    Another HUGE FLAW in the quitters economic argument is: WTO rules are restrictive: if you trade with one country with x tariff or 0 tariff then you are obliged to trade with the rest of the world on the same x tariff or 0 tariff, whereas the partner country/bloc can either choose the tariff or will be obliged by WTO rules to abide by the tariffs this partner country/bloc places on different ones. This means: if UK trades WTO with EU at x tariff or 0 tariff, then UK has to do the same (obliged by WTO rules) to do the same with everyone else. However EU can trade with UK on Y tariff if it chooses or if obliged at the same Y tariff EU applies to other WTO trading countries. UK will never be able under WTO rules to apply X tariff to EU and Z tariff to China or US or whatever else. NO!! It has to apply the same X tariff to either EU AND the rest of the world (under WTO rules) whereas other countries are not obliged to place the same X tariff on UK or they simply cannot (same WTO restriction also on them).

  • IS EU ECONOMY REALLY CRUMBLING? Answer to be read here: official statistics about 2015 economics of the EU (source completely unrelated to any EU referendum debate) the EU economy as a whole grew more than the UK one. The intra EU country as well as the extra EU exports grew significantly (source: “International trade in goods – Statistics Explained – Europa.eu” dated 7 April 2016). All details are in the report as from the source posted (not intended for the EU referendum but as a summary of EU trade). Therefore the EU is far from crumbling economically. The problem is to ask why UK exports are falling to other EU countries. Most likely (my suspicion) is that this is in relation to fall in output (productivity) of UK goods. In brief: other EU countries cannot import what is not there and does not exist because it has not been produced (UK problem, not EU one)

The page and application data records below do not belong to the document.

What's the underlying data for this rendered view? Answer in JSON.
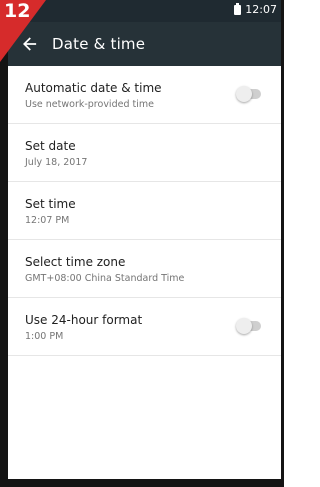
{
  "badge": {
    "number": "12"
  },
  "status_bar": {
    "time": "12:07",
    "battery_icon": "battery-icon"
  },
  "toolbar": {
    "title": "Date & time",
    "back_icon": "arrow-back-icon"
  },
  "settings": [
    {
      "label": "Automatic date & time",
      "summary": "Use network-provided time",
      "toggle": false
    },
    {
      "label": "Set date",
      "summary": "July 18, 2017"
    },
    {
      "label": "Set time",
      "summary": "12:07 PM"
    },
    {
      "label": "Select time zone",
      "summary": "GMT+08:00 China Standard Time"
    },
    {
      "label": "Use 24-hour format",
      "summary": "1:00 PM",
      "toggle": false
    }
  ],
  "colors": {
    "toolbar": "#263238",
    "statusbar": "#1f2a31",
    "badge": "#d62b2b"
  }
}
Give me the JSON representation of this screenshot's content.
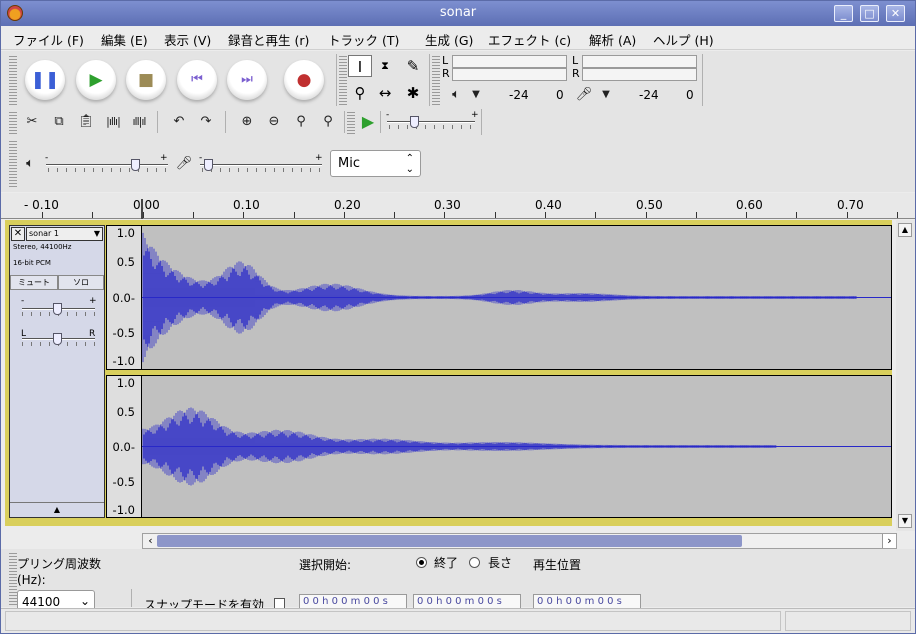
{
  "window": {
    "title": "sonar",
    "controls": {
      "minimize": "_",
      "maximize": "□",
      "close": "✕"
    }
  },
  "menu": [
    "ファイル (F)",
    "編集 (E)",
    "表示 (V)",
    "録音と再生 (r)",
    "トラック (T)",
    "生成 (G)",
    "エフェクト (c)",
    "解析 (A)",
    "ヘルプ (H)"
  ],
  "transport": {
    "pause_icon": "pause-icon",
    "play_icon": "play-icon",
    "stop_icon": "stop-icon",
    "skip_start_icon": "skip-to-start-icon",
    "skip_end_icon": "skip-to-end-icon",
    "record_icon": "record-icon",
    "colors": {
      "pause": "#3b5fd6",
      "play": "#2ea02e",
      "stop": "#9c8b56",
      "skip": "#7b5fd0",
      "record": "#c03030"
    }
  },
  "meters": {
    "playback": {
      "L": "L",
      "R": "R",
      "value_a": "-24",
      "value_b": "0"
    },
    "record": {
      "L": "L",
      "R": "R",
      "value_a": "-24",
      "value_b": "0"
    }
  },
  "mixer": {
    "output_volume_level": 0.72,
    "input_volume_level": 0.03,
    "input_source": "Mic",
    "plus": "+",
    "minus": "-"
  },
  "ruler": {
    "labels": [
      "- 0.10",
      "0.00",
      "0.10",
      "0.20",
      "0.30",
      "0.40",
      "0.50",
      "0.60",
      "0.70"
    ]
  },
  "track": {
    "name": "sonar 1",
    "info_line1": "Stereo, 44100Hz",
    "info_line2": "16-bit PCM",
    "mute": "ミュート",
    "solo": "ソロ",
    "gain_minus": "-",
    "gain_plus": "+",
    "pan_left": "L",
    "pan_right": "R",
    "close": "✕",
    "collapse": "▲",
    "wave_color": "#2828c8",
    "channel1_labels": [
      "1.0",
      "0.5",
      "0.0-",
      "-0.5",
      "-1.0"
    ],
    "channel2_labels": [
      "1.0",
      "0.5",
      "0.0-",
      "-0.5",
      "-1.0"
    ]
  },
  "selection": {
    "rate_label_1": "プリング周波数",
    "rate_label_2": "(Hz):",
    "rate_value": "44100",
    "snap_label": "スナップモードを有効",
    "start_label": "選択開始:",
    "end_label": "終了",
    "length_label": "長さ",
    "position_label": "再生位置",
    "time1": "0 0 h 0 0 m 0 0 s",
    "time2": "0 0 h 0 0 m 0 0 s",
    "time3": "0 0 h 0 0 m 0 0 s"
  }
}
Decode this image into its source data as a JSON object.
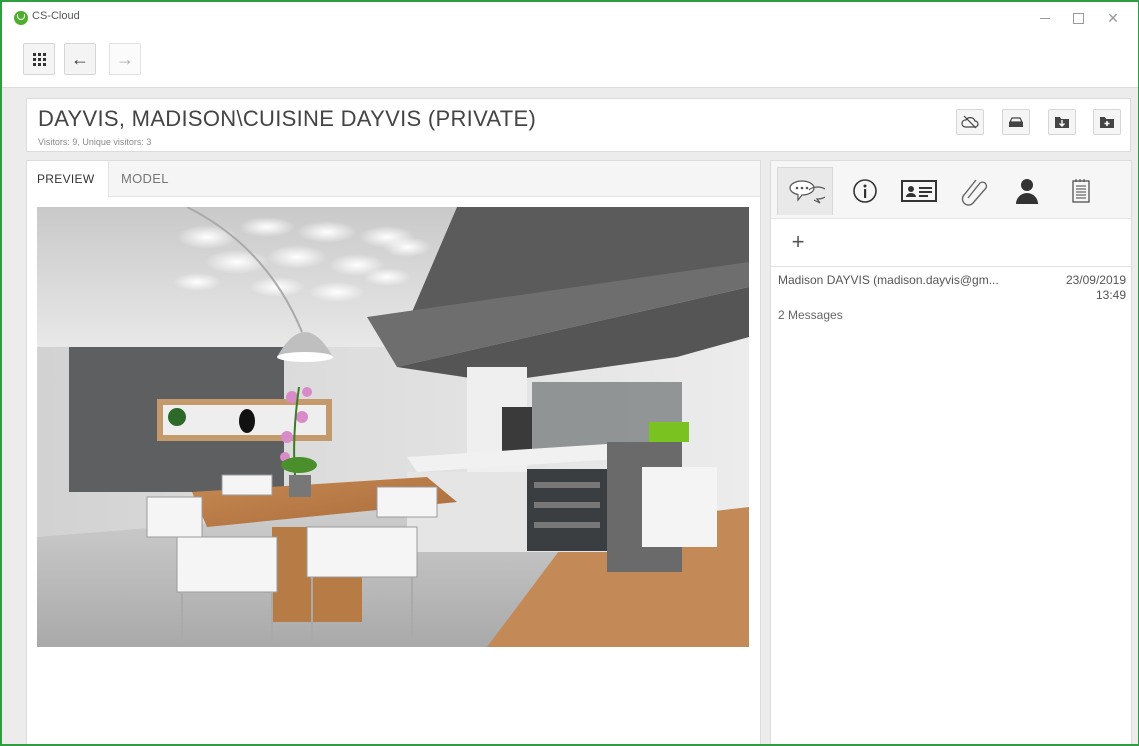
{
  "app": {
    "title": "CS-Cloud",
    "close_glyph": "✕"
  },
  "toolbar": {
    "apps_icon": "grid-icon",
    "back_label": "←",
    "forward_label": "→"
  },
  "header": {
    "title": "DAYVIS, MADISON\\CUISINE DAYVIS (PRIVATE)",
    "subtitle": "Visitors: 9, Unique visitors: 3",
    "actions": [
      "cloud-off-icon",
      "scanner-icon",
      "folder-download-icon",
      "folder-upload-icon"
    ]
  },
  "left_panel": {
    "tabs": [
      {
        "label": "PREVIEW",
        "active": true
      },
      {
        "label": "MODEL",
        "active": false
      }
    ]
  },
  "right_panel": {
    "tabs": [
      "chat-bubbles-icon",
      "info-icon",
      "contact-card-icon",
      "paperclip-icon",
      "user-icon",
      "notepad-icon"
    ],
    "add_label": "+",
    "messages": [
      {
        "from": "Madison DAYVIS (madison.dayvis@gm...",
        "date": "23/09/2019",
        "time": "13:49",
        "count": "2 Messages"
      }
    ]
  },
  "colors": {
    "window_border": "#2e9e3e",
    "app_icon": "#4fae2e"
  }
}
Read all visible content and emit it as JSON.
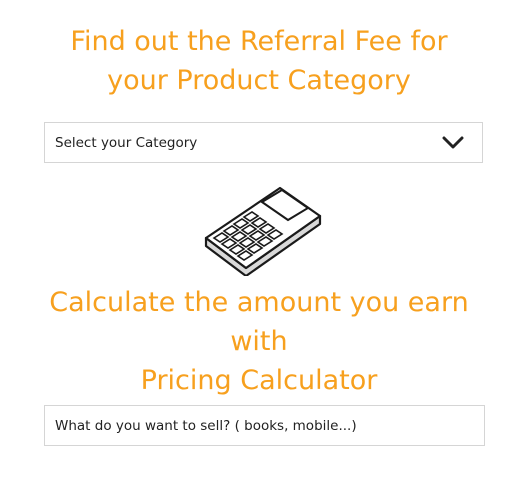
{
  "referral_section": {
    "title_line1": "Find out the Referral Fee for",
    "title_line2": "your Product Category",
    "select_label": "Select your Category",
    "select_icon": "chevron-down-icon"
  },
  "calculator_section": {
    "illustration_icon": "calculator-icon",
    "title_line1": "Calculate the amount you earn",
    "title_line2": "with",
    "title_line3": "Pricing Calculator",
    "search_placeholder": "What do you want to sell? ( books, mobile...)"
  },
  "colors": {
    "accent": "#F7A01E",
    "text": "#222222",
    "border": "#d5d5d5"
  }
}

  • Join “we are Europe” facebook page promoting what is good or and from Europe, cred by tech people with the support of actors and artists. For a passionate positive argument in favour of urope and the EU. EU is not only economics for UK but more, much more in positive terms.